## Task brief
The answer must consist of each line below that holds the word "icon", copied as it stands.

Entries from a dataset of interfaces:
************

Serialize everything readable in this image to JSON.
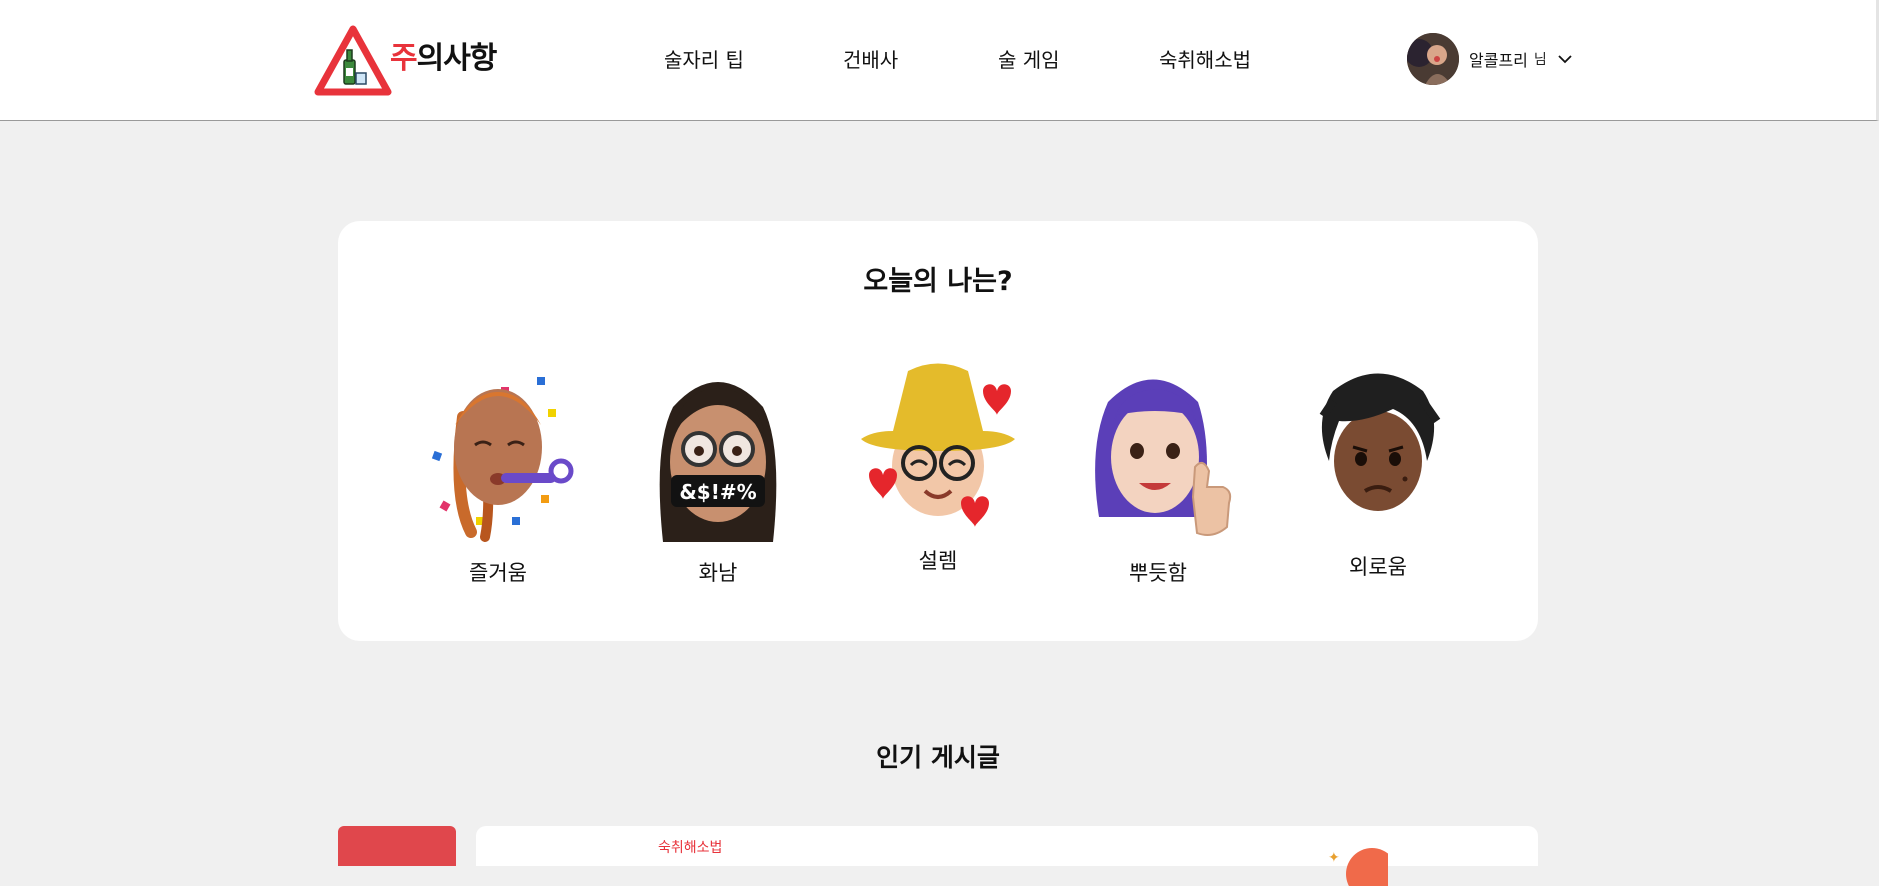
{
  "brand": {
    "logo_accent": "주",
    "logo_rest": "의사항",
    "accent_color": "#e8333b"
  },
  "nav": {
    "items": [
      {
        "label": "술자리 팁"
      },
      {
        "label": "건배사"
      },
      {
        "label": "술 게임"
      },
      {
        "label": "숙취해소법"
      }
    ]
  },
  "user": {
    "name": "알콜프리",
    "suffix": "님",
    "menu_icon": "chevron-down-icon"
  },
  "mood": {
    "title": "오늘의 나는?",
    "items": [
      {
        "label": "즐거움",
        "icon": "party-memoji"
      },
      {
        "label": "화남",
        "icon": "angry-memoji",
        "mouth_text": "&$!#%"
      },
      {
        "label": "설렘",
        "icon": "love-memoji"
      },
      {
        "label": "뿌듯함",
        "icon": "proud-memoji"
      },
      {
        "label": "외로움",
        "icon": "lonely-memoji"
      }
    ]
  },
  "popular": {
    "title": "인기 게시글",
    "posts": [
      {
        "category": "숙취해소법"
      }
    ]
  }
}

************

## Task output
    "menu_icon": "chevron-down-icon"
        "icon": "party-memoji"
        "icon": "angry-memoji",
        "icon": "love-memoji"
        "icon": "proud-memoji"
        "icon": "lonely-memoji"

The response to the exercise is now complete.